Aim of the exercise =
Print the records below word for word, but leave out the pictures.

==== Supplied entries

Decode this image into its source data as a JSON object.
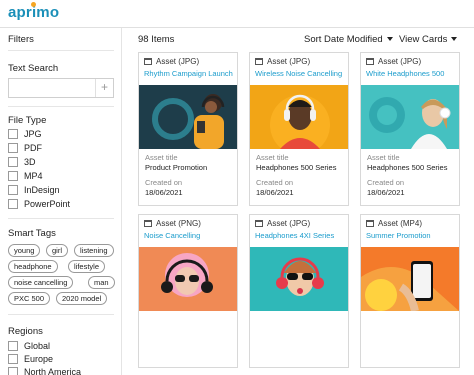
{
  "brand": {
    "logo_text": "aprimo",
    "colors": {
      "accent": "#1b9ccc",
      "logo_dot": "#f5a623"
    }
  },
  "sidebar": {
    "filters_label": "Filters",
    "text_search": {
      "label": "Text Search",
      "value": "",
      "placeholder": "",
      "add_icon": "plus-icon"
    },
    "file_type": {
      "label": "File Type",
      "options": [
        "JPG",
        "PDF",
        "3D",
        "MP4",
        "InDesign",
        "PowerPoint"
      ]
    },
    "smart_tags": {
      "label": "Smart Tags",
      "tags": [
        "young",
        "girl",
        "listening",
        "headphone",
        "lifestyle",
        "noise cancelling",
        "man",
        "PXC 500",
        "2020 model"
      ]
    },
    "regions": {
      "label": "Regions",
      "options": [
        "Global",
        "Europe",
        "North America"
      ]
    }
  },
  "main": {
    "item_count": "98 Items",
    "sort_label": "Sort Date Modified",
    "view_label": "View Cards",
    "cards": [
      {
        "type": "Asset (JPG)",
        "name": "Rhythm Campaign Launch",
        "title_label": "Asset title",
        "title": "Product Promotion",
        "created_label": "Created on",
        "created": "18/06/2021",
        "bg": "#1f3b48"
      },
      {
        "type": "Asset (JPG)",
        "name": "Wireless Noise Cancelling",
        "title_label": "Asset title",
        "title": "Headphones 500 Series",
        "created_label": "Created on",
        "created": "18/06/2021",
        "bg": "#f2a516"
      },
      {
        "type": "Asset (JPG)",
        "name": "White Headphones 500",
        "title_label": "Asset title",
        "title": "Headphones 500 Series",
        "created_label": "Created on",
        "created": "18/06/2021",
        "bg": "#3fbdbd"
      },
      {
        "type": "Asset (PNG)",
        "name": "Noise Cancelling",
        "title_label": "",
        "title": "",
        "created_label": "",
        "created": "",
        "bg": "#f08a55"
      },
      {
        "type": "Asset (JPG)",
        "name": "Headphones 4XI Series",
        "title_label": "",
        "title": "",
        "created_label": "",
        "created": "",
        "bg": "#2fb8b8"
      },
      {
        "type": "Asset (MP4)",
        "name": "Summer Promotion",
        "title_label": "",
        "title": "",
        "created_label": "",
        "created": "",
        "bg": "#f47a2a"
      }
    ]
  }
}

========

Answer below =
Decode this image into its source data as a JSON object.
{
  "brand": {
    "logo_text": "aprimo",
    "colors": {
      "accent": "#1b9ccc",
      "logo_dot": "#f5a623"
    }
  },
  "sidebar": {
    "filters_label": "Filters",
    "text_search": {
      "label": "Text Search",
      "value": "",
      "placeholder": "",
      "add_icon": "plus-icon"
    },
    "file_type": {
      "label": "File Type",
      "options": [
        "JPG",
        "PDF",
        "3D",
        "MP4",
        "InDesign",
        "PowerPoint"
      ]
    },
    "smart_tags": {
      "label": "Smart Tags",
      "tags": [
        "young",
        "girl",
        "listening",
        "headphone",
        "lifestyle",
        "noise cancelling",
        "man",
        "PXC 500",
        "2020 model"
      ]
    },
    "regions": {
      "label": "Regions",
      "options": [
        "Global",
        "Europe",
        "North America"
      ]
    }
  },
  "main": {
    "item_count": "98 Items",
    "sort_label": "Sort Date Modified",
    "view_label": "View Cards",
    "cards": [
      {
        "type": "Asset (JPG)",
        "name": "Rhythm Campaign Launch",
        "title_label": "Asset title",
        "title": "Product Promotion",
        "created_label": "Created on",
        "created": "18/06/2021",
        "bg": "#1f3b48"
      },
      {
        "type": "Asset (JPG)",
        "name": "Wireless Noise Cancelling",
        "title_label": "Asset title",
        "title": "Headphones 500 Series",
        "created_label": "Created on",
        "created": "18/06/2021",
        "bg": "#f2a516"
      },
      {
        "type": "Asset (JPG)",
        "name": "White Headphones 500",
        "title_label": "Asset title",
        "title": "Headphones 500 Series",
        "created_label": "Created on",
        "created": "18/06/2021",
        "bg": "#3fbdbd"
      },
      {
        "type": "Asset (PNG)",
        "name": "Noise Cancelling",
        "title_label": "",
        "title": "",
        "created_label": "",
        "created": "",
        "bg": "#f08a55"
      },
      {
        "type": "Asset (JPG)",
        "name": "Headphones 4XI Series",
        "title_label": "",
        "title": "",
        "created_label": "",
        "created": "",
        "bg": "#2fb8b8"
      },
      {
        "type": "Asset (MP4)",
        "name": "Summer Promotion",
        "title_label": "",
        "title": "",
        "created_label": "",
        "created": "",
        "bg": "#f47a2a"
      }
    ]
  }
}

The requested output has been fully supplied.